On September 12, 2019, Lieutenant General Michael Nagata, USA, Ret. came to The Institute of World Politics to discuss the United States’ efforts in counterterrorism.
LTG (R) Nagata retired from the US Army in 2019 after 38 years of Active Duty, 34 of which were spent in US Special Operations. His final position was Director of Strategy for the National Counterterrorism Center from 2016 to 2019.
LTG Nagata started his lecture posing a simple question, “Are we [the U.S.] winning against terrorism?” He believes this question cannot be answered without first defining what “winning” means in the realm of counterterrorism. He discussed three possible definitions.
The first definition LTG Nagata gave defines “winning” as never having another 9/11. Under this definition, he believes that the U.S. has won. The U.S. has successfully been able to identify and stop terrorist attempts. However, the issue with this definition is that for the U.S. to continue to “win” on this front, there can be no end; the U.S. would have to endlessly continue to stop such attempts.
The second definition that LTG Nagata proposed defines “winning” as the U.S. developing better capabilities to counter terrorist attacks. He agreed that the U.S. has also won using this definition saying, “Some of the things we are able to do now are almost magical by comparison to what we were capable of 18 years ago.” However, while the U.S. has made many advancements in countering terrorist activity, there are more terrorists than there were 18 years ago.
The last definition, which LTG Nagata favored the most, defines “winning” in the context of the U.S. and its allies becoming more skilled and capable at identifying vulnerable groups and preventing them from becoming terrorists. Under this definition, LTG Nagata believes that the U.S. is losing.
LTG (R) Nagata provided strategies for how the U.S. could “win” on this front. He suggested a “Non-Kinetic Counterterrorism” strategy. This strategy would refrain from using physical force and instead use non-violent methods to combat terrorism.
The first part of his strategy would include terrorist prevention: using legal measures to identify vulnerable groups and persuade them against terrorism.
The second part entails the U.S. becoming more effective in combating extremist use of the internet. Terrorists use the internet to radicalize people by strategically offering them deals. The truth of the matter is that the U.S. and its allies are not offering them anything better. Nagata argued that in order to combat terrorism on this level, the U.S. must come up with a better offer for these individuals. The next part of the strategy restricts terrorists from traveling. The liberalization of travel makes it easier for terrorists to travel and harder for TSA agents and similar agencies to identify and stop terrorists from traveling abroad.

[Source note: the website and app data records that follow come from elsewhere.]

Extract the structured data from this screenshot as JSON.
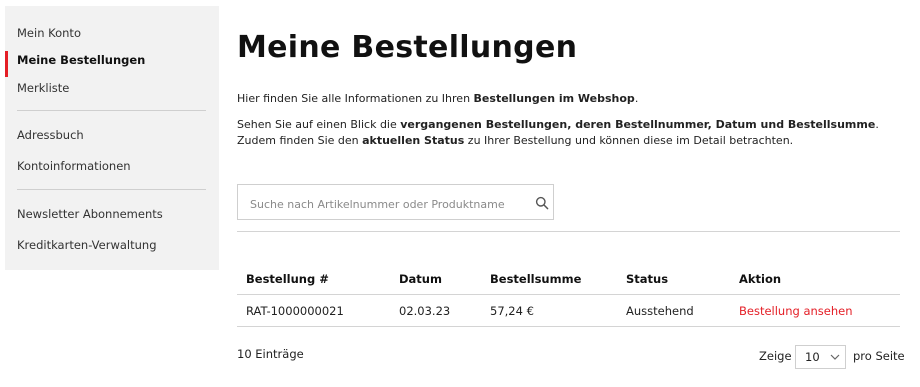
{
  "sidebar": {
    "items": [
      {
        "label": "Mein Konto",
        "active": false
      },
      {
        "label": "Meine Bestellungen",
        "active": true
      },
      {
        "label": "Merkliste",
        "active": false
      },
      {
        "label": "Adressbuch",
        "active": false
      },
      {
        "label": "Kontoinformationen",
        "active": false
      },
      {
        "label": "Newsletter Abonnements",
        "active": false
      },
      {
        "label": "Kreditkarten-Verwaltung",
        "active": false
      }
    ]
  },
  "main": {
    "title": "Meine Bestellungen",
    "intro1": {
      "pre": "Hier finden Sie alle Informationen zu Ihren ",
      "bold": "Bestellungen im Webshop",
      "post": "."
    },
    "intro2": {
      "a": "Sehen Sie auf einen Blick die ",
      "b": "vergangenen Bestellungen, deren Bestellnummer, Datum und Bestellsumme",
      "c": ". Zudem finden Sie den ",
      "d": "aktuellen Status",
      "e": " zu Ihrer Bestellung und können diese im Detail betrachten."
    },
    "search": {
      "placeholder": "Suche nach Artikelnummer oder Produktname",
      "value": "",
      "icon": "search-icon"
    },
    "table": {
      "headers": [
        "Bestellung #",
        "Datum",
        "Bestellsumme",
        "Status",
        "Aktion"
      ],
      "rows": [
        {
          "order": "RAT-1000000021",
          "date": "02.03.23",
          "total": "57,24 €",
          "status": "Ausstehend",
          "action": "Bestellung ansehen"
        }
      ]
    },
    "footer": {
      "entries": "10 Einträge",
      "show_label": "Zeige",
      "per_page": "10",
      "per_page_suffix": "pro Seite"
    }
  },
  "colors": {
    "accent": "#e41e26",
    "sidebar_bg": "#f2f2f2",
    "divider": "#d4d4d4"
  }
}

Denying terrorists resources is another part of the strategy. Restricting money and technology capabilities would immensely restrict terrorists’ capabilities. The last part of the strategy that LTG Nagata outlined was that the U.S. must recognize that “there are very real reasons why people take the path to violent extremism.” In his opinion, “at least some of what we’re seeing in the growth of terrorism is a reflection of an ongoing change and in large measure deterioration of the traditional relationship between populations everywhere and their governments.” While he says that some of these changes are beneficial, they also have unintended consequences that create breeding grounds for terrorism.
In one question asked by an audience member, LTG (R) Nagata explained the importance of combating terrorism in the U.S. and how it could provide valuable information on combating terrorism elsewhere. “If we can figure out how to do it here,” he spoke, “we would learn enormous lessons about how to do it elsewhere.”